Beginning in the early 1990s the proceeds from this sale were used to fund grants for research, including boat design and construction, navigation, and individual safety in medical emergencies and crew-overboard incidents. But the foundation didn’t stop with safety projects.

“Today we take a broader approach and extend our support to environmental protection and conservation,” says BCF president and former CCA commodore Bill Whitney, a retired petroleum engineer. “We have given grants to organizations that develop marine sanitation devices, research water pollution, and promote coastal land conservation.”

Concurrent funding comes from the 1,200 CCA members, says Whitney. Each year the Bonnell Cove Foundation awards about $30,000 to organizations that are tax exempt under Section 501(c) of the Internal Revenue Code and are not private foundations under Section 509(a). Past beneficiaries include the U.S. Naval Academy Sailing Foundation; the Center for Coastal Studies in Provincetown, Mass.; the Associated Scientists at Woods Hole, Mass.; the U.S. Merchant Marine Academy; the Sleavin Family Foundation; the Lincoln Sailing Center in Hingham, Mass.; the Maine Trails Association; the Maine Coast Heritage Trust; and the Bras d’Or Stewardship Society.

In Whitney’s opinion the most visible project funded by BCF was conducted by the Sailing Foundation of Seattle, and resulted in the Lifesling. “It’s effective and had a tremendous impact on crew-overboard procedures,” he says. Indeed, the Lifesling has become a ubiquitous rescue device for establishing contact between a vessel and a person in the water, while also providing flotation and a means to haul the victim back on board.

Whitney’s future successor (and current CCA commodore) Truman Casner, a Boston lawyer, is adamant about spreading education. He points out the BCF-sponsored Suddenly Alone seminars that teach cruising spouses confidence and competence to react properly in case the skipper goes overboard. “These events were well-received when our volunteers put it on,” he says. ”In the future, they will be available through North University [sailing seminars], which is bound to increase the reach.”
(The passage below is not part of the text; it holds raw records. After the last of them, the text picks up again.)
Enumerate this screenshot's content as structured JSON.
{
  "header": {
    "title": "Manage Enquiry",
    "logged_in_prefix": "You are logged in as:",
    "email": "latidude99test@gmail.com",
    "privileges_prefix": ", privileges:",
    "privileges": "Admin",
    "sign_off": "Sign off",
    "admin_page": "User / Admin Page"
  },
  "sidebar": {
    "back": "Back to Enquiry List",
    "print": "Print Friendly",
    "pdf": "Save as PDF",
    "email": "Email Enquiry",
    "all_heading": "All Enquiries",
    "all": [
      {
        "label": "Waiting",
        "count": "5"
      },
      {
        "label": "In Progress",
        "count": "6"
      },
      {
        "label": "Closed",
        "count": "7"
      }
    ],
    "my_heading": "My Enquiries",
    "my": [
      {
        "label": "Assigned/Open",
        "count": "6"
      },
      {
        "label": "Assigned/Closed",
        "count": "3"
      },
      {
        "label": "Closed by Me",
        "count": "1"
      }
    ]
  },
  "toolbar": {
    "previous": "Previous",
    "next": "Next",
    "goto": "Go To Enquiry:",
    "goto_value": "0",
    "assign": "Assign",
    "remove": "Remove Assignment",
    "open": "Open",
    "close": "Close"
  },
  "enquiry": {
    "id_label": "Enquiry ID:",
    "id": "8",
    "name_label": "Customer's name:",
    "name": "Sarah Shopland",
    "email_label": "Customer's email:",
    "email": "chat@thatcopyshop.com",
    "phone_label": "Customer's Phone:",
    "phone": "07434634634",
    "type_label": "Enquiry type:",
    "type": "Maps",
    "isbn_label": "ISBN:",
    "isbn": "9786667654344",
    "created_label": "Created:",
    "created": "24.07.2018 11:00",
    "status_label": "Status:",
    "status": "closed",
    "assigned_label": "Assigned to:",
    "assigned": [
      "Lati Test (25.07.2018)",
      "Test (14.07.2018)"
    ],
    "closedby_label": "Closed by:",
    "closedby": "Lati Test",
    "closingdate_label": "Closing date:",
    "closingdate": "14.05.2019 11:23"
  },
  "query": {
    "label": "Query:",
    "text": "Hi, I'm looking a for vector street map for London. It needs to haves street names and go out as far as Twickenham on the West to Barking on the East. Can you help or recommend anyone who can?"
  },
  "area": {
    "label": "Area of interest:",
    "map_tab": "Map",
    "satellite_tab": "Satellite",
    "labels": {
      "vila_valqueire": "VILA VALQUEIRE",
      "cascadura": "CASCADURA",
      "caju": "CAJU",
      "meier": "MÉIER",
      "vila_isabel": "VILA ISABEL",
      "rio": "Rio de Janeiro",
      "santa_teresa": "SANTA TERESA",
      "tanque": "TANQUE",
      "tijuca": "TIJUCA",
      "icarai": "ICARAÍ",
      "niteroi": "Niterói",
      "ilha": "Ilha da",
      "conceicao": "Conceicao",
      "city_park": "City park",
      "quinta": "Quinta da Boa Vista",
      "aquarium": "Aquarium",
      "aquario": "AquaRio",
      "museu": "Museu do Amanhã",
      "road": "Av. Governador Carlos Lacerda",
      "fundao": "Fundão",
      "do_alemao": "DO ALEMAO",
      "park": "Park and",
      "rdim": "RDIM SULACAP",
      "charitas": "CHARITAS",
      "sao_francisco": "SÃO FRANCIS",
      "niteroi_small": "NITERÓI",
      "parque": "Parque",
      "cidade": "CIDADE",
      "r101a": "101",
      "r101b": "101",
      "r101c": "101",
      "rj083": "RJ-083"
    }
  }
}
With the foundation’s veil of obscurity parted, you might become aware of educational events and research projects it sponsors. To request information about grants, contact Bonnell Cove Foundation Secretary, 47 Fair St., Guilford, CT 06437.